There are six functions that are the core of trigonometry. There are three primary ones that you need to understand completely:
The other three are not used as often and can be derived from the three primary functions. Because they can easily be derived, calculators and spreadsheets do not usually have them.
All six functions have three-letter abbreviations (shown in parentheses above).
Consider the right triangle above. For each angle P or Q, there are six functions, each function is the ratio of two sides of the triangle. The only difference between the six functions is which pair of sides we use.
In the following table
"x" represents the measure of ther angle in either degrees or radians.
|Sine||The three primary functions|
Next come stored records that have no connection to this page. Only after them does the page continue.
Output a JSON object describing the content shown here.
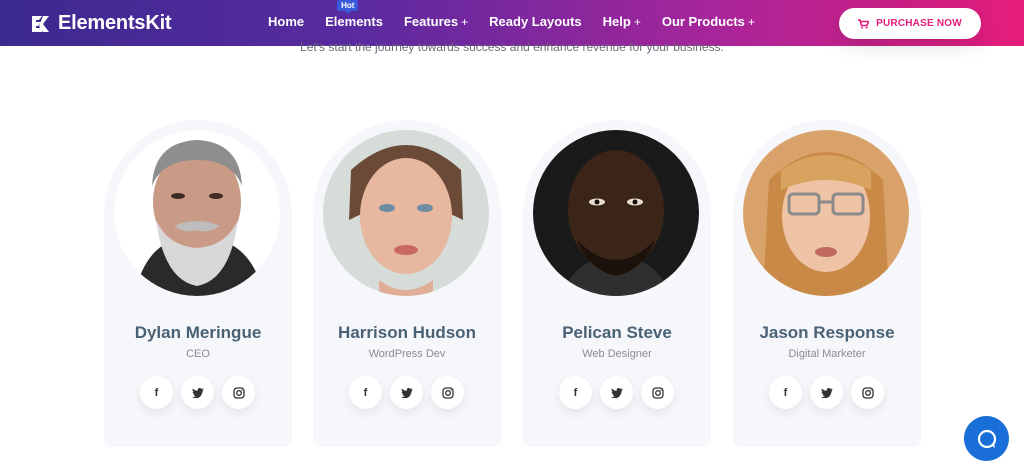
{
  "brand": {
    "name": "ElementsKit"
  },
  "nav": {
    "items": [
      {
        "label": "Home",
        "plus": ""
      },
      {
        "label": "Elements",
        "plus": "",
        "badge": "Hot"
      },
      {
        "label": "Features",
        "plus": "+"
      },
      {
        "label": "Ready Layouts",
        "plus": ""
      },
      {
        "label": "Help",
        "plus": "+"
      },
      {
        "label": "Our Products",
        "plus": "+"
      }
    ],
    "purchase_label": "PURCHASE NOW"
  },
  "subtitle": "Let's start the journey towards success and enhance revenue for your business.",
  "team": [
    {
      "name": "Dylan Meringue",
      "role": "CEO"
    },
    {
      "name": "Harrison Hudson",
      "role": "WordPress Dev"
    },
    {
      "name": "Pelican Steve",
      "role": "Web Designer"
    },
    {
      "name": "Jason Response",
      "role": "Digital Marketer"
    }
  ],
  "social_icons": [
    "facebook-icon",
    "twitter-icon",
    "instagram-icon"
  ],
  "colors": {
    "brand_pink": "#e61d7a",
    "brand_purple": "#3b2a8e",
    "card_bg": "#f6f7fb",
    "name_color": "#4a6275",
    "chat_blue": "#1a6ed8"
  }
}
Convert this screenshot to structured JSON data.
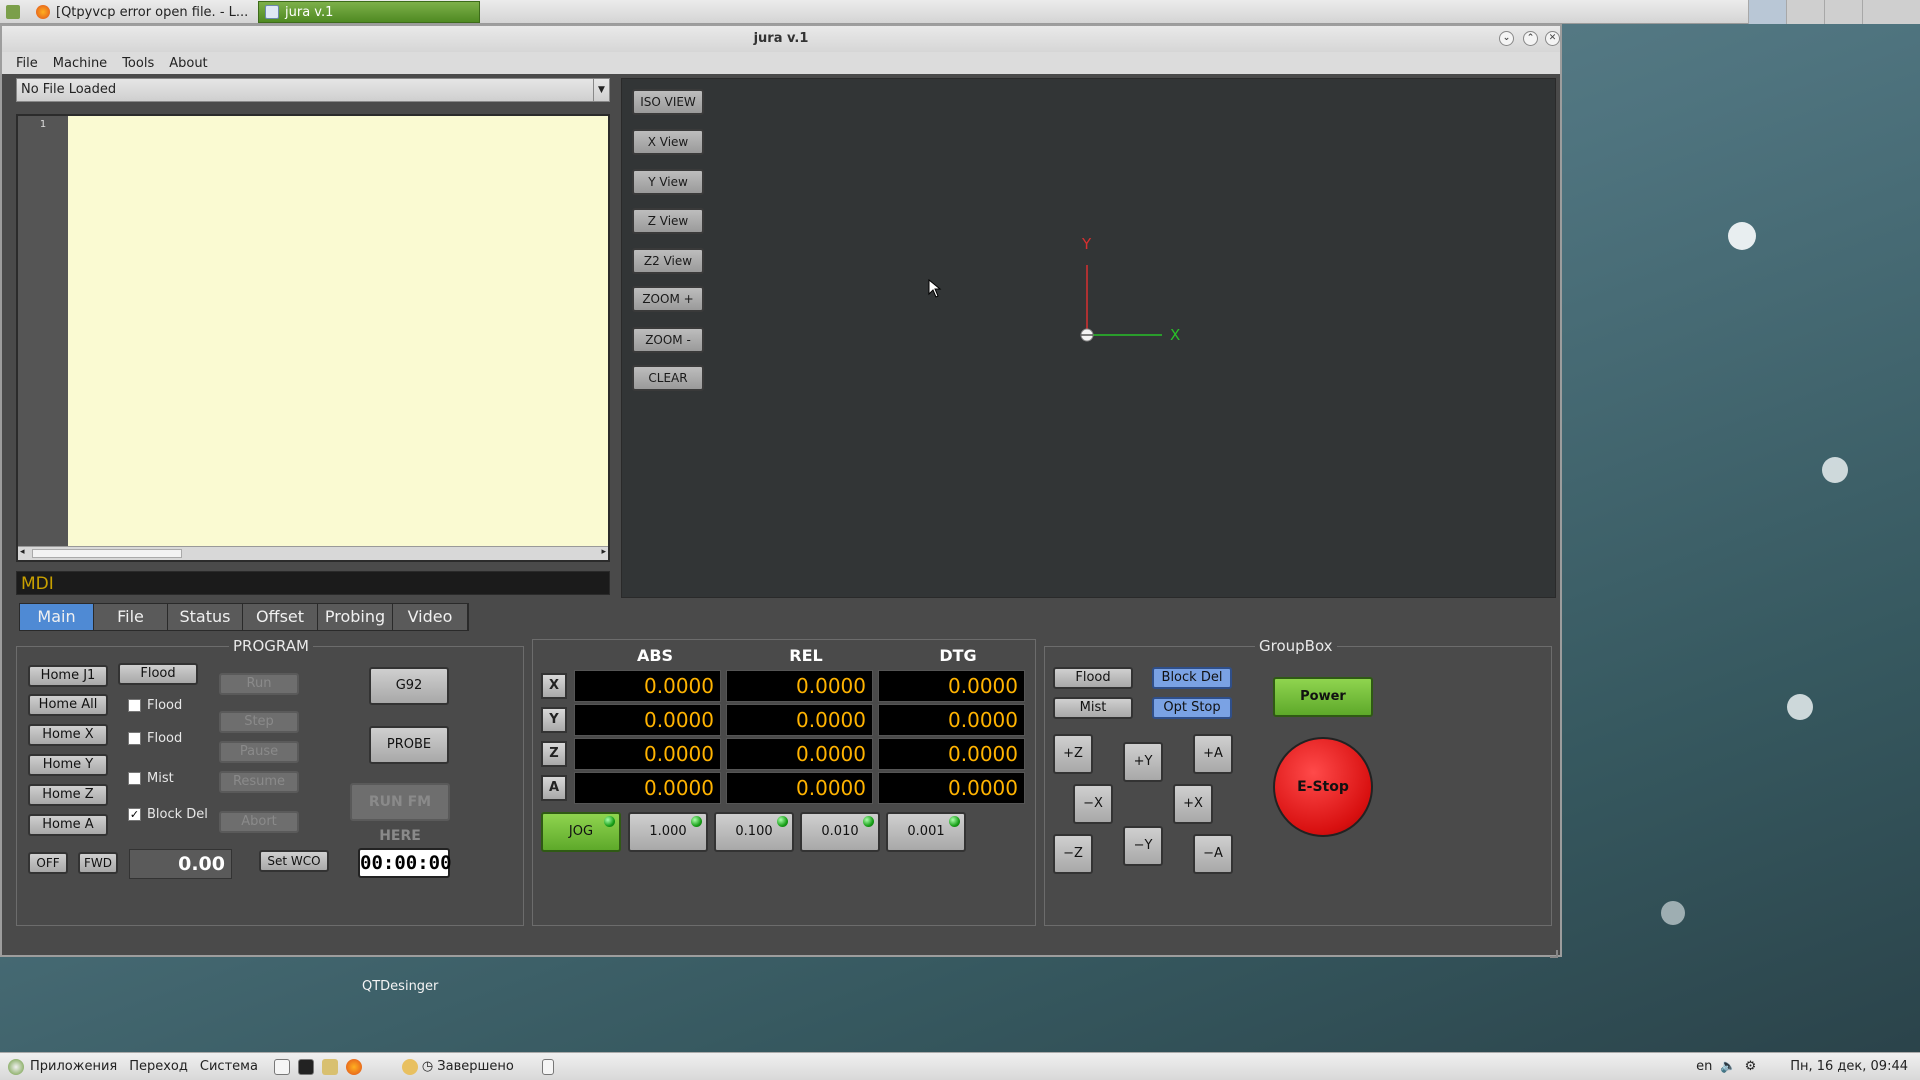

In the following table, note how each function is the reciprocal of one of the basic functions sin, cos, tan
For example, in the figure above, the cosine of x is the side adjacent to x (labeled a), over the hypotenuse (labeled h): If a=12cm, and h=24cm, then cos x = 0.5 (12 over 24).
Because the functions are a ratio of two side lengths, they always produce the same result for a given angle, regardless of the size of the triangle.
In the figure above, drag the point C. The triangle will adjust to keep the angle C at 30°. Note how the ratio of the opposite side to the hypotenuse does not change, even though their lengths do. Because of that, the sine of 30° does not vary either. It is always 0.5.
Remember: When you apply a trig function to a given angle, it always produces the same result. For example tan 60° is always 1.732.
For example the inverse function of COS is ARCCOS. While COS tells you the cosine of an angle, ARCCOS tells you what angle has a given cosine. See Inverse trigonometric functions.
On calculators and spreadsheets, the inverse functions are sometimes written acos(x) or cos-1(x).
The six functions can also be defined in a rectangular coordinate system. This allows them to go beyond right triangles, to where the angles can have any measure, even beyond 360°, and can be both positive and negative. For more on this see Trigonometry functions of large and negative angles.
The functions can be graphed, and some, notably the SIN function, produce shapes that frequently occur in nature. For example see the graph of the SIN function, often called a sine wave, above. For more see
Pure audio tones and radio waves are sine waves in their respective medium.
Each of the functions can be differentiated in calculus. The result is another function that indicates its rate of change (slope) at a particular values of x. These derivative functions are stated in terms of other trig functions. For more on this see Derivatives of trigonometric functions. See also the Calculus Table of Contents.